What you will do:
In the data below, find every line with the string "this" and pull it out.

Recorded information:
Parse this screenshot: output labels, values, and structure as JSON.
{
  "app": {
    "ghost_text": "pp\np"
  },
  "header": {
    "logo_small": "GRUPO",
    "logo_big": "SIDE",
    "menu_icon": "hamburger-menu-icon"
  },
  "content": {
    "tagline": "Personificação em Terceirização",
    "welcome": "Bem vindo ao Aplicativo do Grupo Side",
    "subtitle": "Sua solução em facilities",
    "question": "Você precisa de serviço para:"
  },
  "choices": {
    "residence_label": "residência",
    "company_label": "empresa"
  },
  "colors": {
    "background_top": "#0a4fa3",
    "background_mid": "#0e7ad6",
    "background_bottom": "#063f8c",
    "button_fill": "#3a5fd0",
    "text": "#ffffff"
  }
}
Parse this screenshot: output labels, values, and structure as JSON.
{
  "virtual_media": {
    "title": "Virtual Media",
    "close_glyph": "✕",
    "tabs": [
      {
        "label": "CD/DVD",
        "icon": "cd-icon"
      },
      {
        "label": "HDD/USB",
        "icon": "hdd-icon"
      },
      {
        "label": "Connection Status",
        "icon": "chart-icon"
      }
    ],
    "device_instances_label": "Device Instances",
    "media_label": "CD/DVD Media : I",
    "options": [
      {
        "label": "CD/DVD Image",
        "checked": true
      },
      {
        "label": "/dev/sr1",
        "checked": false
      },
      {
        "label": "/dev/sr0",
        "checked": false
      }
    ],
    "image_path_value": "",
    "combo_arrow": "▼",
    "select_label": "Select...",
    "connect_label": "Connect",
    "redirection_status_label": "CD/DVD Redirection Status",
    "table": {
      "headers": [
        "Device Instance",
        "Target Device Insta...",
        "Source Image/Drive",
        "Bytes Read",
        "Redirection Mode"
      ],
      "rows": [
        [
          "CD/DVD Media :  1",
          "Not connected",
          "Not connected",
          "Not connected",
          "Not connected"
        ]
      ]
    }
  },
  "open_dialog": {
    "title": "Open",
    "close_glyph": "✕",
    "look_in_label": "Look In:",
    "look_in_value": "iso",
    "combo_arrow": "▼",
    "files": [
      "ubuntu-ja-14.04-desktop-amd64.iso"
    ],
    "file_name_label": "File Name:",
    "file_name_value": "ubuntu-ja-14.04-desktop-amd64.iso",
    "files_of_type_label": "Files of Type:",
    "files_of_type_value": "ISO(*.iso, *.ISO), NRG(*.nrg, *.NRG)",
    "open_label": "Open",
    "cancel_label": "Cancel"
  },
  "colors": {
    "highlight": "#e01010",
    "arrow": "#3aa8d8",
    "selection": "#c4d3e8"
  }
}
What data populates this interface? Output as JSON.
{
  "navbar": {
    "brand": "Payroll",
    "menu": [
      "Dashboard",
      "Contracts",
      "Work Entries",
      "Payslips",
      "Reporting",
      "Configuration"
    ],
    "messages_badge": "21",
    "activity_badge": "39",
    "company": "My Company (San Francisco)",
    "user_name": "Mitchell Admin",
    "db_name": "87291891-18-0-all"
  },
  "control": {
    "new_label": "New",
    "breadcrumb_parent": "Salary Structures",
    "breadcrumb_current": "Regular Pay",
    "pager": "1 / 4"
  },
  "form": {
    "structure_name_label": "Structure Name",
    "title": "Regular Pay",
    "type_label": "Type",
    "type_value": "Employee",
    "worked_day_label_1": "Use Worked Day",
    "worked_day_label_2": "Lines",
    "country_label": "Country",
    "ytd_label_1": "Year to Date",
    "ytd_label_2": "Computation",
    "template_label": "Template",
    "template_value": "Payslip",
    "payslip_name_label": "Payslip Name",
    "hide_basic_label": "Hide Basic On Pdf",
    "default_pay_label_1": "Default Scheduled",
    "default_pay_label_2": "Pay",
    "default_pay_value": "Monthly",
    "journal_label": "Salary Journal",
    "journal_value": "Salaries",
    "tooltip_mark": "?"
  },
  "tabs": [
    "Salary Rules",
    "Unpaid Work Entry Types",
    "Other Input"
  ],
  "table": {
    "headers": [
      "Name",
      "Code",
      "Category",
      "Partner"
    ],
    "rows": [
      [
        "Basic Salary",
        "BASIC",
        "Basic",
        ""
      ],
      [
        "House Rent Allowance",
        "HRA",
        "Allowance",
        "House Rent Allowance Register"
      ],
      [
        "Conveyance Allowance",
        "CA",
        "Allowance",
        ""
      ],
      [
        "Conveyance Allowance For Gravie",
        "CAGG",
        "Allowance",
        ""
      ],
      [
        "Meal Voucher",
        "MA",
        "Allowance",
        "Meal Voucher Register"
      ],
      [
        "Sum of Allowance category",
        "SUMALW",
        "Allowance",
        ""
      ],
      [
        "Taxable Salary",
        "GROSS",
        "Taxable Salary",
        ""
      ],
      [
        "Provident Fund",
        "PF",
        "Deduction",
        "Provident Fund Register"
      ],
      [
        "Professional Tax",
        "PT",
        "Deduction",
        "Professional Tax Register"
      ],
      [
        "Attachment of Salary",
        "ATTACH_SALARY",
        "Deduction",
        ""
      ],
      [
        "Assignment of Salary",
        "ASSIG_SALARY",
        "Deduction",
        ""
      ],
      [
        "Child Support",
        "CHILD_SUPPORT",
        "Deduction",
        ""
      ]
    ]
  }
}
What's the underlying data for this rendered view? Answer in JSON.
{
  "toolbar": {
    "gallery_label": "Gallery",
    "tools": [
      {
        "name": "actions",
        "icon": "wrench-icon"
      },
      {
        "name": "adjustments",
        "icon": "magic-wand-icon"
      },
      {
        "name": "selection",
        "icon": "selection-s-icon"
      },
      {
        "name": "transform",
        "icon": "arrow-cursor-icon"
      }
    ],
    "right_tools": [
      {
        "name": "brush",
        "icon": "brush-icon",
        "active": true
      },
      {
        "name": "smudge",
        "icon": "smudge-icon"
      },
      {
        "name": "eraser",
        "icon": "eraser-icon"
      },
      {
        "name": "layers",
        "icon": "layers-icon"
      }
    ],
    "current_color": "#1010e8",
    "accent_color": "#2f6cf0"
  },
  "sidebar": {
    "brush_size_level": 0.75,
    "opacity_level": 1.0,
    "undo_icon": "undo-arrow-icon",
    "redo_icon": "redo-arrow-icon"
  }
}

Solution below:
Parse this screenshot: output labels, values, and structure as JSON.
Parse this screenshot: output labels, values, and structure as JSON.
What data populates this interface? Output as JSON.
What's the underlying data for this rendered view? Answer in JSON.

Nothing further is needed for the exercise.